I’ve done aerial photography in the past, and a while back I tried to find pilots I could hire in the Philippines to fly me over the Spratlys and Scarborough Shoal. But the pilots were too skittish, even a few years ago, because of fear of China’s military. That in itself was a red flag for the region. So I turned to satellite imagery.
Luckily, last year the U.S. government relaxed restrictions on private use of high-resolution satellite images, so that has helped. And there are some good commercial providers; in talking with people at the U.S. National Geospatial-Intelligence Agency I was surprised by how much they depend on the same sources. Higher resolution and more frequent imaging are on the horizon as well.
One more thought on satellite images of the South China Sea: several major news organizations regularly post out-of-date images to accompany their reporting. These old images show a few dredgers, some sediment pipes and mounds of sand on the edge of a reef – which wholly under-represents the current scale and extent of China’s island building.
You’ve noted that Indonesia is being dragged into the South China Sea disputes, via the Natuna Islands, which both Indonesia and China claim. Do you see Indonesia potentially altering the equation in the region at all? At some point, do the diplomatic costs become too high for Beijing?
Beijing has maintained an ambiguity regarding the boundary of its claims in the Natuna region – just as it has across the South China Sea. But Indonesia has become sufficiently alarmed that its defense minister announced two months ago that the air base at Ranai, Natuna Island, would be enlarged to accommodate jet fighters and a naval port would be improved. The Malaysian government, which has largely been silent on South China Sea issues, has changed tack and voiced concerns. Fishermen in Sarawak, Malaysia, are now openly complaining about being chased by Chinese vessels from nearby shoals.
But so far these don’t add up to much pressure vis-à-vis China, diplomatic or otherwise, and I don’t see much coming from these quarters in the future, unless as part of a coordinated effort with other nations of the region.
You’ve also written a novel about espionage, Performance Anomalies, in which much of the action takes place in Kazakhstan, a country where you have spent considerable time. There are suggestions that in the post Nazarbayev era Kazakhstan may move further down the path towards democracy. Is that how you see the country’s future?
In September Nazarbayev issued a decree that made his daughter Dariga deputy prime minister. That doesn’t suggest a transition to real democracy. Nazarbayev probably looks around his neighborhood, at China, Russia, Iran, even Turkey, and sees one-man rule as the model, not democracy. But the appearance of democracy is useful to him.
Central Asia is becoming a fascinating focus of Russian (mainly military) and Chinese (mainly economic) influence, at a time of considerable warmth between Moscow and Beijing. How do you see the Great Game playing out in the region?
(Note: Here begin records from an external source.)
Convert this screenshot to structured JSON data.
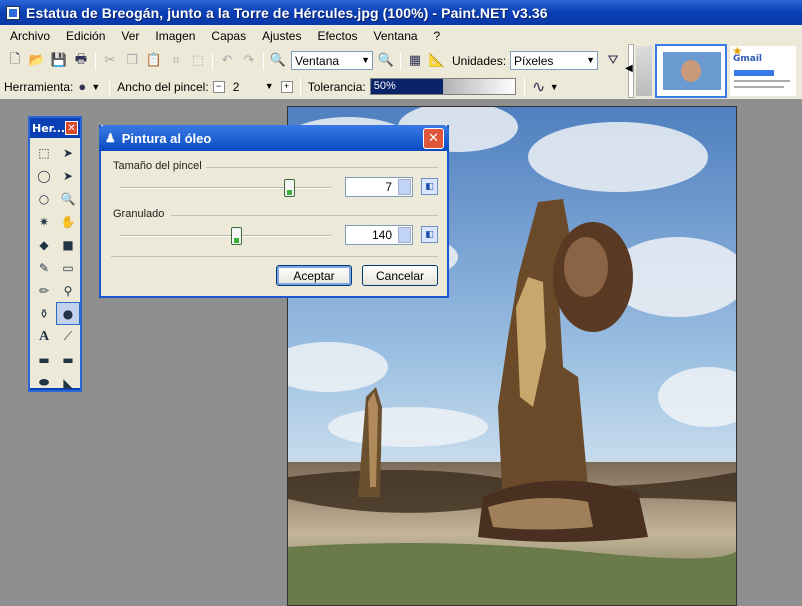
{
  "window": {
    "title": "Estatua de Breogán, junto a la Torre de Hércules.jpg (100%) - Paint.NET v3.36"
  },
  "menu": [
    "Archivo",
    "Edición",
    "Ver",
    "Imagen",
    "Capas",
    "Ajustes",
    "Efectos",
    "Ventana",
    "?"
  ],
  "toolbar": {
    "zoom_mode": "Ventana",
    "units_label": "Unidades:",
    "units_value": "Píxeles"
  },
  "toolbar2": {
    "tool_label": "Herramienta:",
    "brush_width_label": "Ancho del pincel:",
    "brush_width_value": "2",
    "tolerance_label": "Tolerancia:",
    "tolerance_value": "50%",
    "tolerance_fraction": 0.5
  },
  "tools_panel": {
    "title": "Her..."
  },
  "dialog": {
    "title": "Pintura al óleo",
    "brush_size": {
      "label": "Tamaño del pincel",
      "value": "7",
      "fraction": 0.8
    },
    "coarseness": {
      "label": "Granulado",
      "value": "140",
      "fraction": 0.55
    },
    "ok_label": "Aceptar",
    "cancel_label": "Cancelar"
  },
  "thumbnails": {
    "gmail_label": "Gmail"
  },
  "colors": {
    "title_blue": "#0a3fb5",
    "dialog_bg": "#ece9d8",
    "tolerance_fill": "#0a246a"
  }
}
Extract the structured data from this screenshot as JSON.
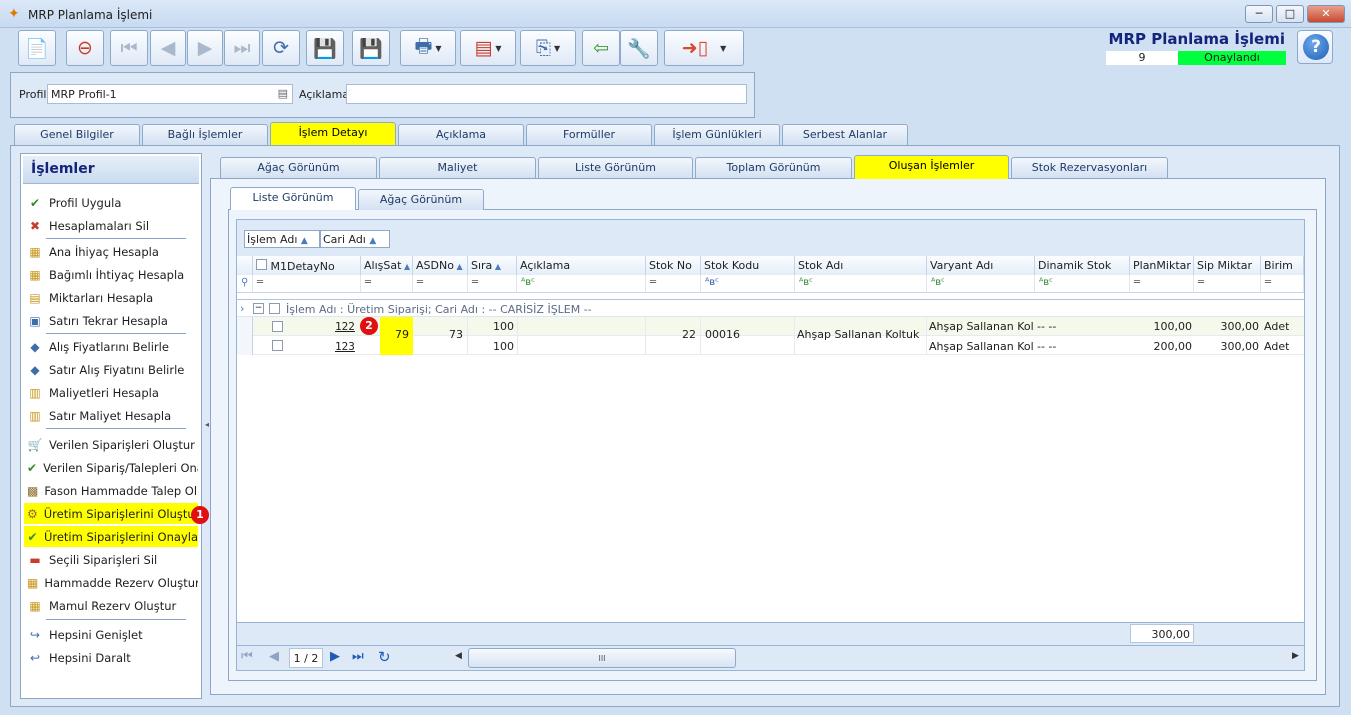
{
  "window": {
    "title": "MRP Planlama İşlemi",
    "min": "─",
    "max": "□",
    "close": "✕"
  },
  "header": {
    "title": "MRP Planlama İşlemi",
    "record_no": "9",
    "status": "Onaylandı",
    "help": "?"
  },
  "toolbar": {
    "icons": [
      "new-doc-icon",
      "delete-doc-icon",
      "first-record-icon",
      "prev-record-icon",
      "next-record-icon",
      "last-record-icon",
      "refresh-icon",
      "save-icon",
      "save-close-icon",
      "print-icon",
      "pdf-icon",
      "export-icon",
      "import-icon",
      "settings-icon",
      "exit-icon"
    ]
  },
  "profile": {
    "label": "Profil",
    "value": "MRP Profil-1",
    "desc_label": "Açıklama",
    "desc_value": ""
  },
  "main_tabs": [
    "Genel Bilgiler",
    "Bağlı İşlemler",
    "İşlem Detayı",
    "Açıklama",
    "Formüller",
    "İşlem Günlükleri",
    "Serbest Alanlar"
  ],
  "sub_tabs": [
    "Ağaç Görünüm",
    "Maliyet",
    "Liste Görünüm",
    "Toplam Görünüm",
    "Oluşan İşlemler",
    "Stok Rezervasyonları"
  ],
  "view_tabs": [
    "Liste Görünüm",
    "Ağaç Görünüm"
  ],
  "left": {
    "title": "İşlemler",
    "items": [
      "Profil Uygula",
      "Hesaplamaları Sil",
      "Ana İhiyaç Hesapla",
      "Bağımlı İhtiyaç Hesapla",
      "Miktarları Hesapla",
      "Satırı Tekrar Hesapla",
      "Alış Fiyatlarını Belirle",
      "Satır Alış Fiyatını Belirle",
      "Maliyetleri Hesapla",
      "Satır Maliyet Hesapla",
      "Verilen Siparişleri Oluştur",
      "Verilen Sipariş/Talepleri Ona...",
      "Fason Hammadde Talep Ol...",
      "Üretim Siparişlerini Oluştur",
      "Üretim Siparişlerini Onayla",
      "Seçili Siparişleri Sil",
      "Hammadde Rezerv Oluştur",
      "Mamul Rezerv Oluştur",
      "Hepsini Genişlet",
      "Hepsini Daralt"
    ]
  },
  "badges": [
    "1",
    "2"
  ],
  "grid": {
    "group_by": [
      "İşlem Adı",
      "Cari Adı"
    ],
    "columns": [
      "M1DetayNo",
      "AlışSat",
      "ASDNo",
      "Sıra",
      "Açıklama",
      "Stok No",
      "Stok Kodu",
      "Stok Adı",
      "Varyant Adı",
      "Dinamik Stok",
      "PlanMiktar",
      "Sip Miktar",
      "Birim"
    ],
    "group_row": "İşlem Adı : Üretim Siparişi;  Cari Adı : -- CARİSİZ İŞLEM --",
    "rows": [
      {
        "m1": "122",
        "alis": "79",
        "asd": "73",
        "sira": "100",
        "stokno": "22",
        "stokkodu": "00016",
        "stokadi": "Ahşap Sallanan Koltuk",
        "varyant": "Ahşap Sallanan Koltuk",
        "dinamik": "-- --",
        "plan": "100,00",
        "sip": "300,00",
        "birim": "Adet"
      },
      {
        "m1": "123",
        "sira": "100",
        "varyant": "Ahşap Sallanan Koltuk",
        "dinamik": "-- --",
        "plan": "200,00",
        "sip": "300,00",
        "birim": "Adet"
      }
    ],
    "footer_total": "300,00",
    "pager": "1 / 2",
    "scroll_thumb": "III"
  },
  "colors": {
    "highlight": "#ffff00",
    "status_green": "#00ff3c",
    "badge_red": "#e01010"
  }
}
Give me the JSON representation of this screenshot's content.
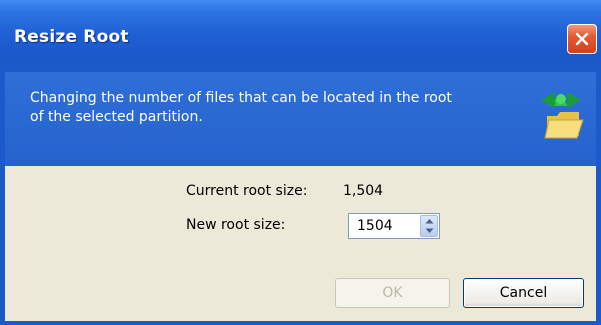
{
  "window": {
    "title": "Resize Root"
  },
  "banner": {
    "line1": "Changing the number of files that can be located in the root",
    "line2": "of the selected partition."
  },
  "form": {
    "current_label": "Current root size:",
    "current_value": "1,504",
    "new_label": "New root size:",
    "new_value": "1504"
  },
  "buttons": {
    "ok": "OK",
    "cancel": "Cancel"
  },
  "icons": {
    "close": "close-icon",
    "banner": "folder-resize-icon",
    "spin_up": "arrow-up-icon",
    "spin_down": "arrow-down-icon"
  },
  "colors": {
    "titlebar": "#1e5fd4",
    "banner": "#2a67d2",
    "dialog_bg": "#ece9d8",
    "close": "#d4411c"
  }
}
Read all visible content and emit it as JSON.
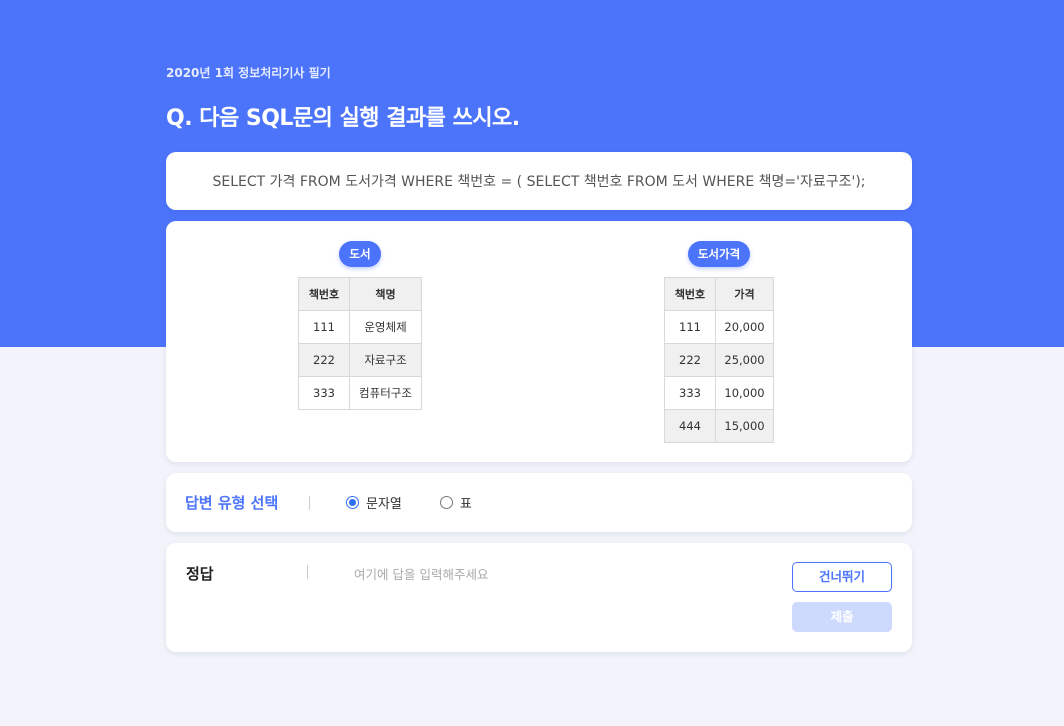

In the short run, the Soviet legacy and lingering language affinity bind the five countries of Central Asia to Russia. Nonetheless, Nazarbayev, head of Kazakhstan, a sprawling country that still has plenty of Russian citizens, was likely spooked by Ukraine, and doesn’t want to be Putinized. In the long run, when you see the endless lines of trucks crossing the Kyrgyzstan-China border at Irkeshtam or the sophisticated transport lines being built from China into Kazakhstan, you have to bet on China’s influence, even though there is local resistance to it. The U.S. and Japan will flit in and out as they have this past week – both John Kerry and Shinzo Abe were there – but they’ve never had much staying power in the region.
Finally, should we be on the lookout for more fiction or non-fiction from you?
In the best of worlds, Xi Jinping will abandon his imperial ambitions, the South China Sea will soon quiet down, and I’ll have more time for fiction. Unlikely.